When Rue’s second full-length ‘Thorns’ opens to the gently layered, acoustic guitar musing of the title track, the unwary listener (or one with no prior knowledge of the band, at least) may easily be lured into a false sense of security. This is no doubt the intention, for as becomes readily apparent, the track is merely a prelude to the true opener ‘Brown’ – a portal directly into Rue’s own pocked sludge hell – which is torn into with such suddenness and grating ferocity it almost made my unsuspecting flatmate shit himself.
Having emerged somewhat sleepily from the post-EyeHateGod sonic landscape with their debut full-length in 2003, output from Ohio’s Rue has since remained fairly minimal, with a split with Alebaran in 2004 and an EP in 2008. The time Rue have spent on the touring circuit honing their miasmic, filthy craft is clearly evident on ‘Thorns’. It is an incredibly dense, dirty slab of fuzz, and the band sound pretty damn tight, Greg Cook’s drumming in particular. Rue’s greatest asset, however, is arguably vocalist Jeff Fahl. A myriad of vocal textures underlie the cacophony of chaos on Thorns – a schizophrenic slew of howls, snarls, death rattles, guttural roars and even a clean drawl that generate a consistent air of madness, sounding like Baron Samedi and his Vodun pals having a horrific collective panic attack and trying to rip each others’ heads off.

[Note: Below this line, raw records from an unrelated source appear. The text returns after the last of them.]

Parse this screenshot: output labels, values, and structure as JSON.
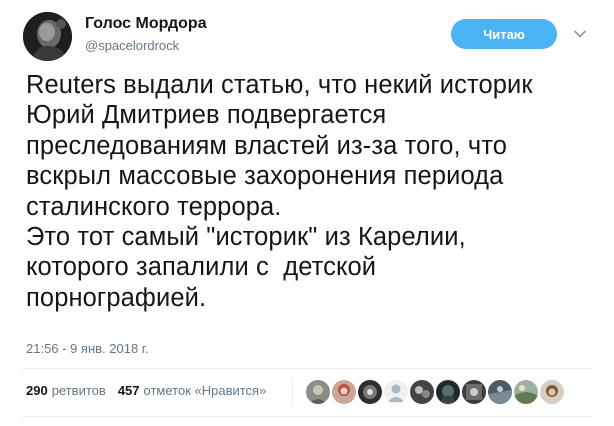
{
  "author": {
    "name": "Голос Мордора",
    "handle": "@spacelordrock"
  },
  "follow_button": {
    "label": "Читаю"
  },
  "tweet": {
    "lines": [
      "Reuters выдали статью, что некий историк",
      "Юрий Дмитриев подвергается",
      "преследованиям властей из-за того, что",
      "вскрыл массовые захоронения периода",
      "сталинского террора.",
      "Это тот самый \"историк\" из Карелии,",
      "которого запалили с  детской",
      "порнографией."
    ],
    "timestamp": "21:56 - 9 янв. 2018 г."
  },
  "stats": {
    "retweets_count": "290",
    "retweets_label": "ретвитов",
    "likes_count": "457",
    "likes_label": "отметок «Нравится»"
  },
  "colors": {
    "accent": "#4ab3f4",
    "secondary_text": "#657786",
    "primary_text": "#14171a",
    "divider": "#e6ecf0"
  },
  "icons": {
    "menu": "chevron-down-icon"
  }
}
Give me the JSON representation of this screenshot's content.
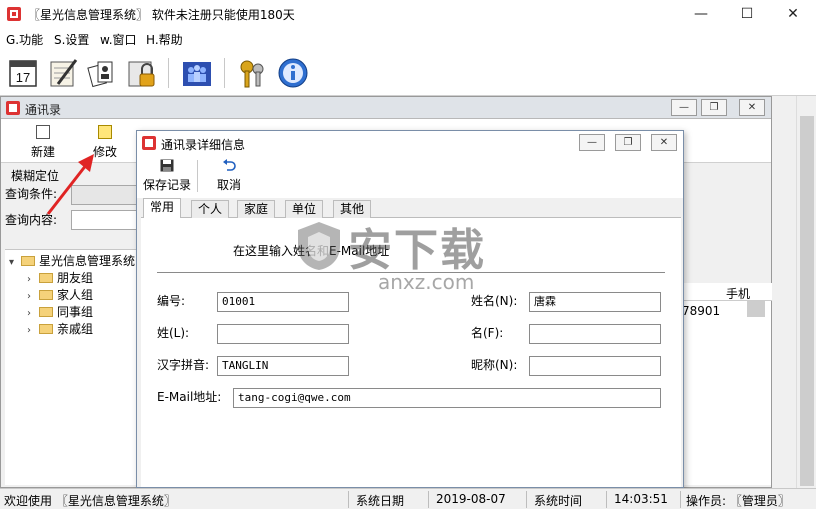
{
  "app": {
    "title": "〖星光信息管理系统〗 软件未注册只能使用180天"
  },
  "menu": {
    "items": [
      "G.功能",
      "S.设置",
      "w.窗口",
      "H.帮助"
    ]
  },
  "toolbar": {
    "icons": [
      "calendar-icon",
      "notepad-icon",
      "cards-icon",
      "lock-icon",
      "users-icon",
      "keys-icon",
      "info-icon"
    ],
    "calendar_day": "17"
  },
  "child_window": {
    "title": "通讯录",
    "toolbar": {
      "new_label": "新建",
      "edit_label": "修改"
    },
    "fuzzy_label": "模糊定位",
    "query_condition_label": "查询条件:",
    "query_content_label": "查询内容:",
    "tree": {
      "root": "星光信息管理系统",
      "groups": [
        "朋友组",
        "家人组",
        "同事组",
        "亲戚组"
      ]
    },
    "grid": {
      "header": "手机",
      "row1": "78901"
    }
  },
  "dialog": {
    "title": "通讯录详细信息",
    "save_label": "保存记录",
    "cancel_label": "取消",
    "tabs": [
      "常用",
      "个人",
      "家庭",
      "单位",
      "其他"
    ],
    "hint": "在这里输入姓名和E-Mail地址",
    "fields": {
      "number_label": "编号:",
      "number_value": "01001",
      "name_label": "姓名(N):",
      "name_value": "唐霖",
      "surname_label": "姓(L):",
      "surname_value": "",
      "given_label": "名(F):",
      "given_value": "",
      "pinyin_label": "汉字拼音:",
      "pinyin_value": "TANGLIN",
      "nickname_label": "昵称(N):",
      "nickname_value": "",
      "email_label": "E-Mail地址:",
      "email_value": "tang-cogi@qwe.com"
    }
  },
  "statusbar": {
    "welcome": "欢迎使用 〖星光信息管理系统〗",
    "date_label": "系统日期",
    "date_value": "2019-08-07",
    "time_label": "系统时间",
    "time_value": "14:03:51",
    "operator_label": "操作员: 〖管理员〗"
  },
  "watermark": {
    "text": "安下载",
    "sub": "anxz.com"
  },
  "colors": {
    "accent": "#1f5fbf",
    "arrow": "#e02424",
    "folder": "#f5d27a"
  }
}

Unfortunately, the most memorable tracks on ‘Thorns’ are limited mostly to its first half. ‘Sadaver’ is the major highlight, showcasing Fahl’s groans over a number of roiling riffs, while shifting and flowing enough to keep the listener’s attention. Hell, it even has a brief melodic guitar solo that shines out of the thick gloom like a pinprick of daylight. ‘Broken Arms, Broken Wings’ is taut and restless, and ‘Brown’ even sports a catchy chorus. However, by its midsection the record begins to drag like an overweight bulldog. Though promising at the outset, the main riffs and melodies begin to bleed into one another, and any decipherable lyrics begin to border increasingly on the banal.

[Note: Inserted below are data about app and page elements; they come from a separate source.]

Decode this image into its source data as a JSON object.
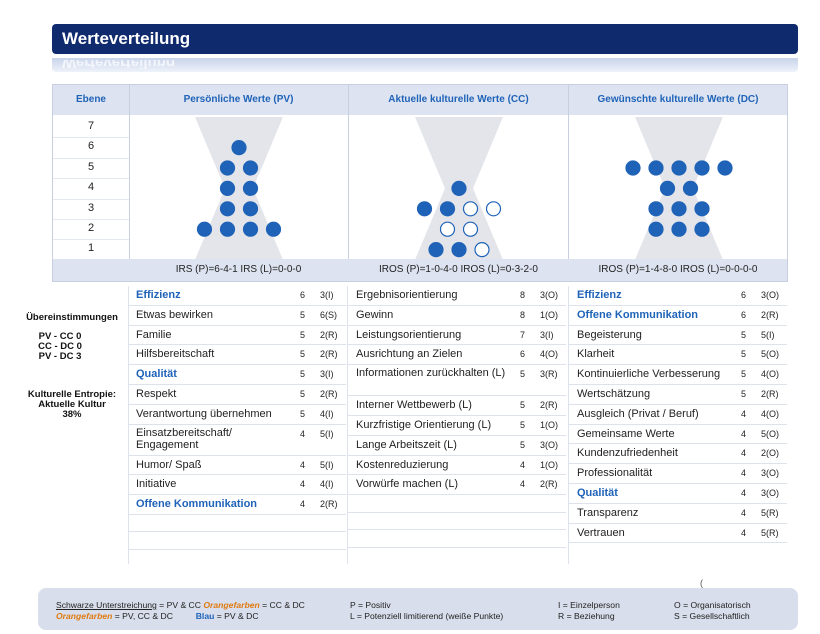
{
  "header": {
    "title": "Werteverteilung"
  },
  "columns": {
    "ebene": "Ebene",
    "pv": "Persönliche Werte (PV)",
    "cc": "Aktuelle kulturelle Werte (CC)",
    "dc": "Gewünschte kulturelle Werte (DC)"
  },
  "levels": [
    "7",
    "6",
    "5",
    "4",
    "3",
    "2",
    "1"
  ],
  "footer": {
    "pv": "IRS (P)=6-4-1  IRS (L)=0-0-0",
    "cc": "IROS (P)=1-0-4-0  IROS (L)=0-3-2-0",
    "dc": "IROS (P)=1-4-8-0  IROS (L)=0-0-0-0"
  },
  "distribution": {
    "pv": [
      [
        6,
        1,
        0
      ],
      [
        5,
        2,
        0
      ],
      [
        4,
        2,
        0
      ],
      [
        3,
        2,
        0
      ],
      [
        2,
        4,
        0
      ]
    ],
    "cc": [
      [
        4,
        1,
        0
      ],
      [
        3,
        2,
        2
      ],
      [
        2,
        0,
        2
      ],
      [
        1,
        2,
        1
      ]
    ],
    "dc": [
      [
        5,
        5,
        0
      ],
      [
        4,
        2,
        0
      ],
      [
        3,
        3,
        0
      ],
      [
        2,
        3,
        0
      ]
    ]
  },
  "side": {
    "matches_title": "Übereinstimmungen",
    "pv_cc": "PV - CC 0",
    "cc_dc": "CC - DC 0",
    "pv_dc": "PV - DC 3",
    "entropy_title": "Kulturelle Entropie:",
    "entropy_sub": "Aktuelle Kultur",
    "entropy_value": "38%"
  },
  "lists": {
    "pv": [
      {
        "label": "Effizienz",
        "score": "6",
        "code": "3(I)",
        "blue": true
      },
      {
        "label": "Etwas bewirken",
        "score": "5",
        "code": "6(S)"
      },
      {
        "label": "Familie",
        "score": "5",
        "code": "2(R)"
      },
      {
        "label": "Hilfsbereitschaft",
        "score": "5",
        "code": "2(R)"
      },
      {
        "label": "Qualität",
        "score": "5",
        "code": "3(I)",
        "blue": true
      },
      {
        "label": "Respekt",
        "score": "5",
        "code": "2(R)"
      },
      {
        "label": "Verantwortung übernehmen",
        "score": "5",
        "code": "4(I)"
      },
      {
        "label": "Einsatzbereitschaft/ Engagement",
        "score": "4",
        "code": "5(I)",
        "two": true
      },
      {
        "label": "Humor/ Spaß",
        "score": "4",
        "code": "5(I)"
      },
      {
        "label": "Initiative",
        "score": "4",
        "code": "4(I)"
      },
      {
        "label": "Offene Kommunikation",
        "score": "4",
        "code": "2(R)",
        "blue": true
      }
    ],
    "cc": [
      {
        "label": "Ergebnisorientierung",
        "score": "8",
        "code": "3(O)"
      },
      {
        "label": "Gewinn",
        "score": "8",
        "code": "1(O)"
      },
      {
        "label": "Leistungsorientierung",
        "score": "7",
        "code": "3(I)"
      },
      {
        "label": "Ausrichtung an Zielen",
        "score": "6",
        "code": "4(O)"
      },
      {
        "label": "Informationen zurückhalten (L)",
        "score": "5",
        "code": "3(R)",
        "two": true
      },
      {
        "label": "Interner Wettbewerb (L)",
        "score": "5",
        "code": "2(R)"
      },
      {
        "label": "Kurzfristige Orientierung (L)",
        "score": "5",
        "code": "1(O)"
      },
      {
        "label": "Lange Arbeitszeit (L)",
        "score": "5",
        "code": "3(O)"
      },
      {
        "label": "Kostenreduzierung",
        "score": "4",
        "code": "1(O)"
      },
      {
        "label": "Vorwürfe machen (L)",
        "score": "4",
        "code": "2(R)"
      }
    ],
    "dc": [
      {
        "label": "Effizienz",
        "score": "6",
        "code": "3(O)",
        "blue": true
      },
      {
        "label": "Offene Kommunikation",
        "score": "6",
        "code": "2(R)",
        "blue": true
      },
      {
        "label": "Begeisterung",
        "score": "5",
        "code": "5(I)"
      },
      {
        "label": "Klarheit",
        "score": "5",
        "code": "5(O)"
      },
      {
        "label": "Kontinuierliche Verbesserung",
        "score": "5",
        "code": "4(O)"
      },
      {
        "label": "Wertschätzung",
        "score": "5",
        "code": "2(R)"
      },
      {
        "label": "Ausgleich (Privat / Beruf)",
        "score": "4",
        "code": "4(O)"
      },
      {
        "label": "Gemeinsame Werte",
        "score": "4",
        "code": "5(O)"
      },
      {
        "label": "Kundenzufriedenheit",
        "score": "4",
        "code": "2(O)"
      },
      {
        "label": "Professionalität",
        "score": "4",
        "code": "3(O)"
      },
      {
        "label": "Qualität",
        "score": "4",
        "code": "3(O)",
        "blue": true
      },
      {
        "label": "Transparenz",
        "score": "4",
        "code": "5(R)"
      },
      {
        "label": "Vertrauen",
        "score": "4",
        "code": "5(R)"
      }
    ]
  },
  "legend": {
    "underline": "Schwarze Unterstreichung",
    "underline_rest": " = PV & CC ",
    "orange1": "Orangefarben",
    "orange1_rest": " = CC & DC",
    "orange2": "Orangefarben",
    "orange2_rest": " = PV, CC & DC",
    "blue": "Blau",
    "blue_rest": " = PV & DC",
    "p": "P = Positiv",
    "l": "L = Potenziell limitierend (weiße Punkte)",
    "i": "I = Einzelperson",
    "r": "R = Beziehung",
    "o": "O = Organisatorisch",
    "s": "S = Gesellschaftlich"
  },
  "colors": {
    "title_bg": "#0f2b6e",
    "accent": "#1f63b8",
    "dot": "#1f63b8",
    "header_bg": "#dde3f0"
  }
}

The greatest Achilles’ heel on ‘Thorns’ however, is that it just feels like we’ve heard it all before, and executed better. Like many other sludge bands, their influences are worn proudly, and the phantoms of bands including Kyuss and EyeHateGod linger just off the edge of view, occasionally creeping into focus with a certain riff or phrasing. Rue show potential, but on Thorns never quite find a streak of originality to raise them above the horde of bands jostling to flog the sludge subgenre’s weathered corpse. Only with the final full track ‘A Walk of Lies’ does the record pick up again with some attention-grabbing pace changes, but by then the attention has already wandered to other matters. By the time the bubbling sound of the outro’s reversed acoustic guitar appears, it feels like a relieved emergence from eternal burial in the seething mudslide that makes up Rue’s soundworld. Though with Fahl’s echoing spoken word beneath, it even manages to come off as a fairly poignant end to the journey.

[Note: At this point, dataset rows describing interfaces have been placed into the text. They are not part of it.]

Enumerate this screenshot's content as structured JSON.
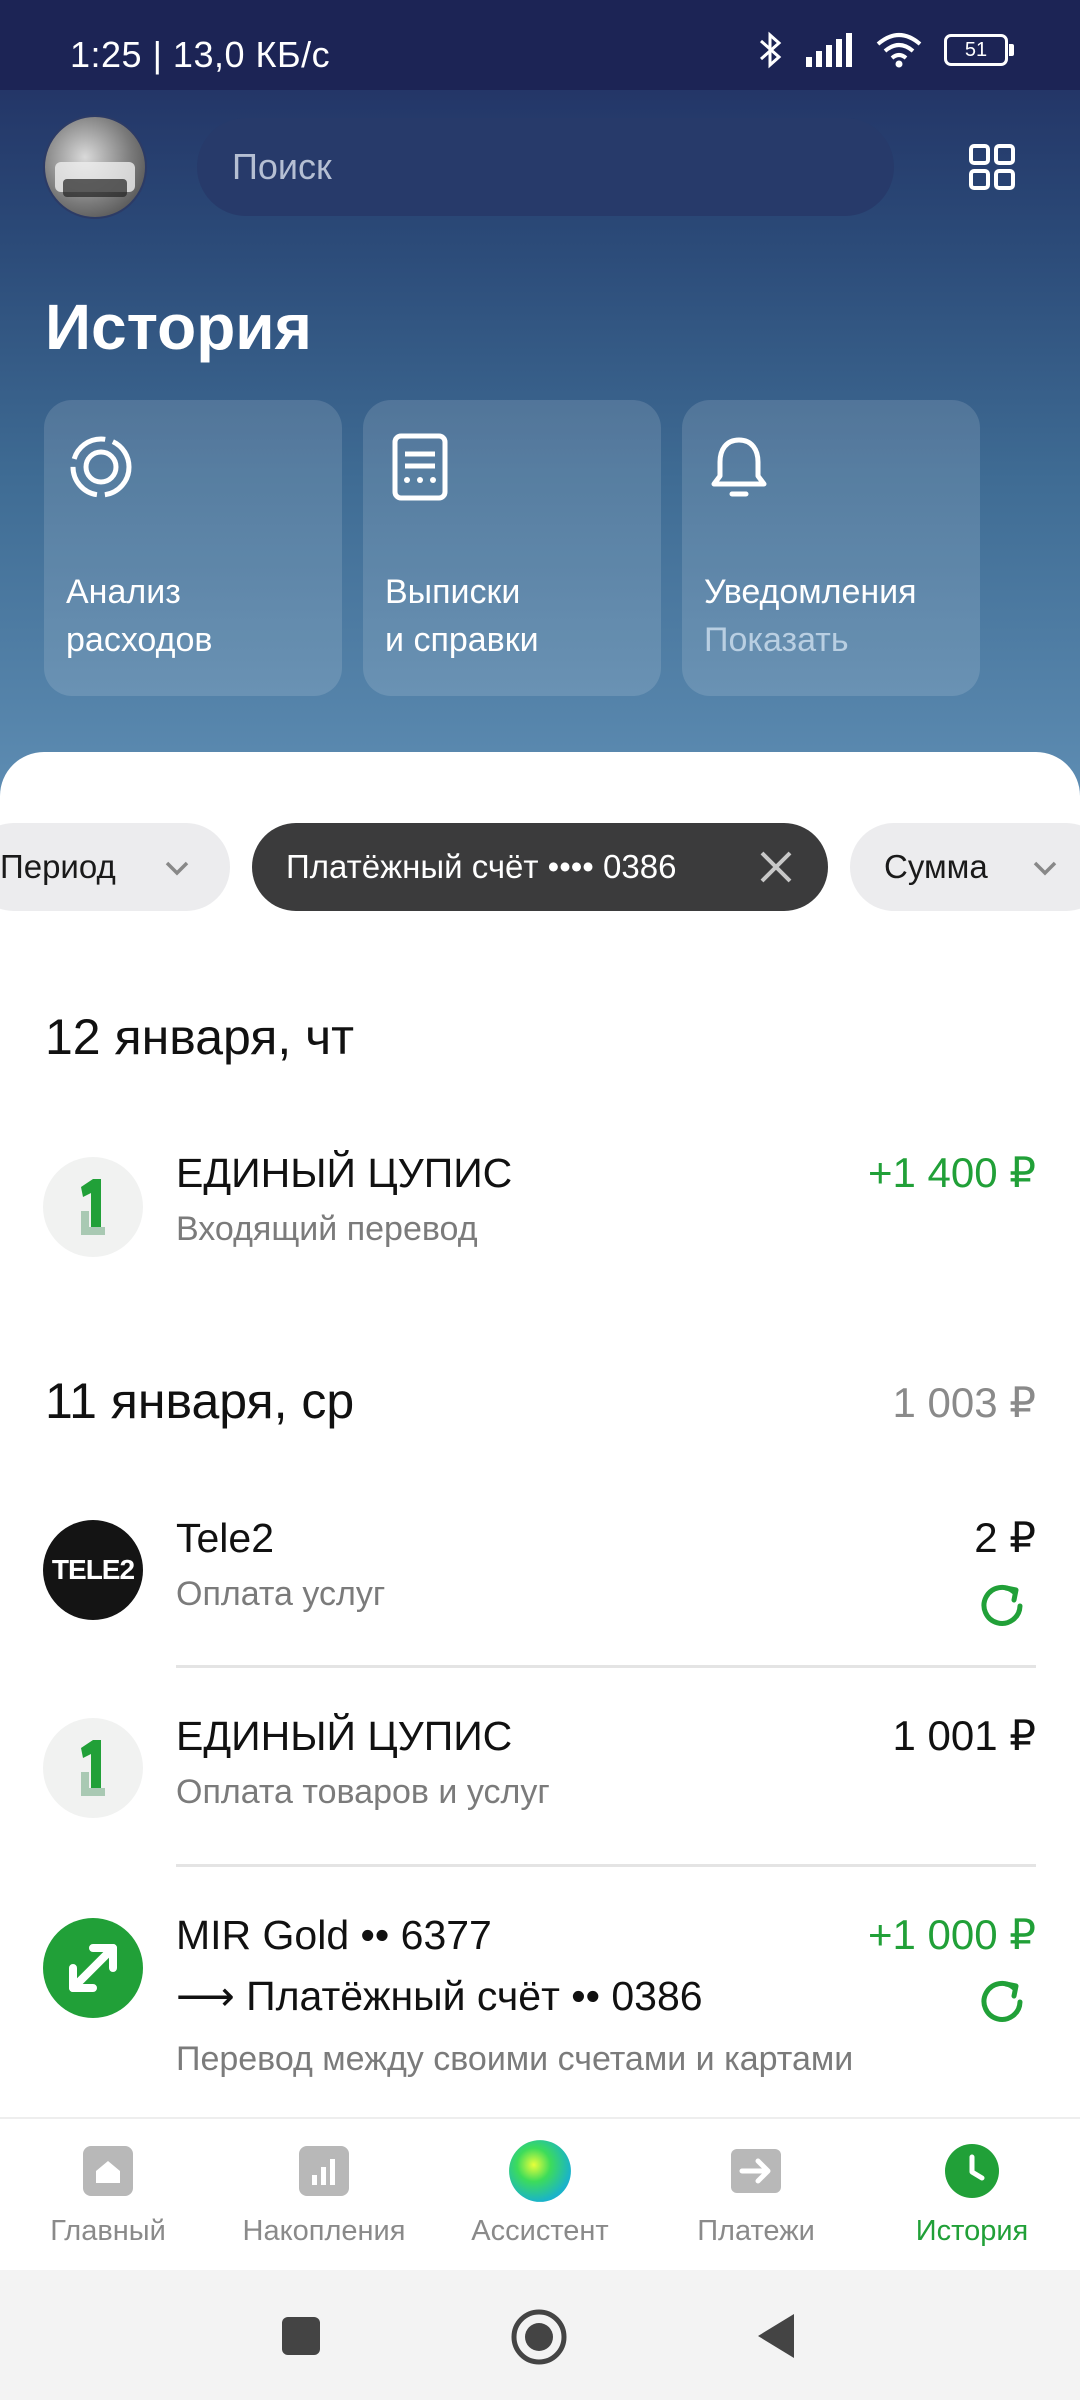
{
  "status": {
    "time": "1:25 | 13,0 КБ/с",
    "battery": "51"
  },
  "search": {
    "placeholder": "Поиск"
  },
  "header": {
    "title": "История"
  },
  "cards": [
    {
      "label": "Анализ\nрасходов",
      "icon": "donut-chart-icon"
    },
    {
      "label": "Выписки\nи справки",
      "icon": "document-icon"
    },
    {
      "label": "Уведомления",
      "sub": "Показать",
      "icon": "bell-icon"
    }
  ],
  "filters": [
    {
      "label": "Период",
      "type": "dropdown"
    },
    {
      "label": "Платёжный счёт •••• 0386",
      "type": "active"
    },
    {
      "label": "Сумма",
      "type": "dropdown"
    }
  ],
  "groups": [
    {
      "date": "12 января, чт",
      "total": "",
      "ops": [
        {
          "title": "ЕДИНЫЙ ЦУПИС",
          "subtitle": "Входящий перевод",
          "amount": "+1 400 ₽"
        }
      ]
    },
    {
      "date": "11 января, ср",
      "total": "1 003 ₽",
      "ops": [
        {
          "title": "Tele2",
          "subtitle": "Оплата услуг",
          "amount": "2 ₽",
          "logo_text": "TELE2"
        },
        {
          "title": "ЕДИНЫЙ ЦУПИС",
          "subtitle": "Оплата товаров и услуг",
          "amount": "1 001 ₽"
        },
        {
          "title": "MIR Gold •• 6377",
          "title2": "⟶ Платёжный счёт •• 0386",
          "subtitle": "Перевод между своими счетами и картами",
          "amount": "+1 000 ₽"
        }
      ]
    }
  ],
  "tabs": [
    {
      "label": "Главный"
    },
    {
      "label": "Накопления"
    },
    {
      "label": "Ассистент"
    },
    {
      "label": "Платежи"
    },
    {
      "label": "История",
      "active": true
    }
  ],
  "colors": {
    "accent": "#21a038",
    "header_top": "#1f2a5e",
    "header_bottom": "#5e8db3",
    "chip_dark": "#3b3b3c"
  }
}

Thus, although flawed, Thorns does indeed show glimmers of promise. Only time will tell if they can successfully forge beyond the known boundaries of sludge metal, or at least close enough. Hopefully it wont be another eight years in the making.
Scribed by: George Leeming